--- EXERCISE GOAL ---
Go through the material below and report how many lines contain "icon". Give only the number.

--- RECORDED DATA ---

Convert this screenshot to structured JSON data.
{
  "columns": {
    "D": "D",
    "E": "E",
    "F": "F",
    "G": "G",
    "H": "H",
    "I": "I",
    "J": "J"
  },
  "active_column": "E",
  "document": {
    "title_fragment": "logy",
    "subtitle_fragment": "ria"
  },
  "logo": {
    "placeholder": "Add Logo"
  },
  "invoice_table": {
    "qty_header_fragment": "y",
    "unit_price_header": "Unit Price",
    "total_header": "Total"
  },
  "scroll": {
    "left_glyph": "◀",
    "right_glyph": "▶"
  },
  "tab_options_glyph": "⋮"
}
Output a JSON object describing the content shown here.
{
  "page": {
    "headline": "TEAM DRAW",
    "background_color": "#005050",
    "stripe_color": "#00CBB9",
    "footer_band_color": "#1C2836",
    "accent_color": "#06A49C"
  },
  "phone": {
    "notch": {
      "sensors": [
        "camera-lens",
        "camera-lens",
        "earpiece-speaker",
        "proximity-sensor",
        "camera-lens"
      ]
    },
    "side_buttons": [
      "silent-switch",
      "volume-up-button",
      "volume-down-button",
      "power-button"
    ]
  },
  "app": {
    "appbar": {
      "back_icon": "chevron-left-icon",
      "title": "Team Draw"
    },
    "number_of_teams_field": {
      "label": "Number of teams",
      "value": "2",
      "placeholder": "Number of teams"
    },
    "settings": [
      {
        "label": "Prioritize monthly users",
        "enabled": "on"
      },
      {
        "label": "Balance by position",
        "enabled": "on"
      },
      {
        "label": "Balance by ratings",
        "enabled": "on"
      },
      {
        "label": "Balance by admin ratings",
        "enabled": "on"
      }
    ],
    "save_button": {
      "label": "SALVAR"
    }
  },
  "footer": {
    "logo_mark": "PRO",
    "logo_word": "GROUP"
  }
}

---

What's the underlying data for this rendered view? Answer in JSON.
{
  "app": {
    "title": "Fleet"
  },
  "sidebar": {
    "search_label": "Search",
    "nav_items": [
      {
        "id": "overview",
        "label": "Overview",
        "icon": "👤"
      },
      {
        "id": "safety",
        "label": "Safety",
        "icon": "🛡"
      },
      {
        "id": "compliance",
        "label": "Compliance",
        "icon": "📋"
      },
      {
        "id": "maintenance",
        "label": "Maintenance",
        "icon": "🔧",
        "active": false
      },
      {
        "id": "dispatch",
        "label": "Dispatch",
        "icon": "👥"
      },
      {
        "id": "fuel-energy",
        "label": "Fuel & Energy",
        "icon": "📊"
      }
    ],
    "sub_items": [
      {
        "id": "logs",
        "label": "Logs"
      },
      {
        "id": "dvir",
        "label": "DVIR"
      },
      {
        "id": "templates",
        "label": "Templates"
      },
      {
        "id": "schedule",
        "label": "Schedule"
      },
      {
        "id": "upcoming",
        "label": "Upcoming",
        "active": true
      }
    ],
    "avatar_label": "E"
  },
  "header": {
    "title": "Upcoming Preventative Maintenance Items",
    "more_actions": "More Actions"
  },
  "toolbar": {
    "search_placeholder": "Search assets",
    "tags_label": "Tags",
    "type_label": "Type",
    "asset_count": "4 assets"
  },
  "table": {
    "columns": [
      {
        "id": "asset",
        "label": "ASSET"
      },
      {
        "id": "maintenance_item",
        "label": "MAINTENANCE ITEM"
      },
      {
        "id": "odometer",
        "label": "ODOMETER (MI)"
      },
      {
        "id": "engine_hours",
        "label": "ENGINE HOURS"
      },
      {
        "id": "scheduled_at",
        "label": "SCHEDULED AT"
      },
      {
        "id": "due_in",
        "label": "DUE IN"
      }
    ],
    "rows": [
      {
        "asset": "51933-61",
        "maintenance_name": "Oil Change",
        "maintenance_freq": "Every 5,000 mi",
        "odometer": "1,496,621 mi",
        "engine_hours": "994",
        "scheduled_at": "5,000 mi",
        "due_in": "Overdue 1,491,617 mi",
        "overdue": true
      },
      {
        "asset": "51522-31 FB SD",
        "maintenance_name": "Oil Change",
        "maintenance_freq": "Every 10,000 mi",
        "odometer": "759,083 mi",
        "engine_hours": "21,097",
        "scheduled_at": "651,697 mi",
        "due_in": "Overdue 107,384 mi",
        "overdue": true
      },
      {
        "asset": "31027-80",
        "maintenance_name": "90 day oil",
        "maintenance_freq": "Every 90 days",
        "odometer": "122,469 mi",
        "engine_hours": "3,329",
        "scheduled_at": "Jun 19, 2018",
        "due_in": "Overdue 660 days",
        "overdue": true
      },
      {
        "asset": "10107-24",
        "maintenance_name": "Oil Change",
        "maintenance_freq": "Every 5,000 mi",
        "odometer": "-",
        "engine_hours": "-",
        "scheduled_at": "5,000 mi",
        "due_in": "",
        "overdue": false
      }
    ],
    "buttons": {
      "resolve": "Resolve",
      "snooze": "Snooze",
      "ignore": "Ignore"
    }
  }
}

--- OUTPUT OF THE TASK ---
7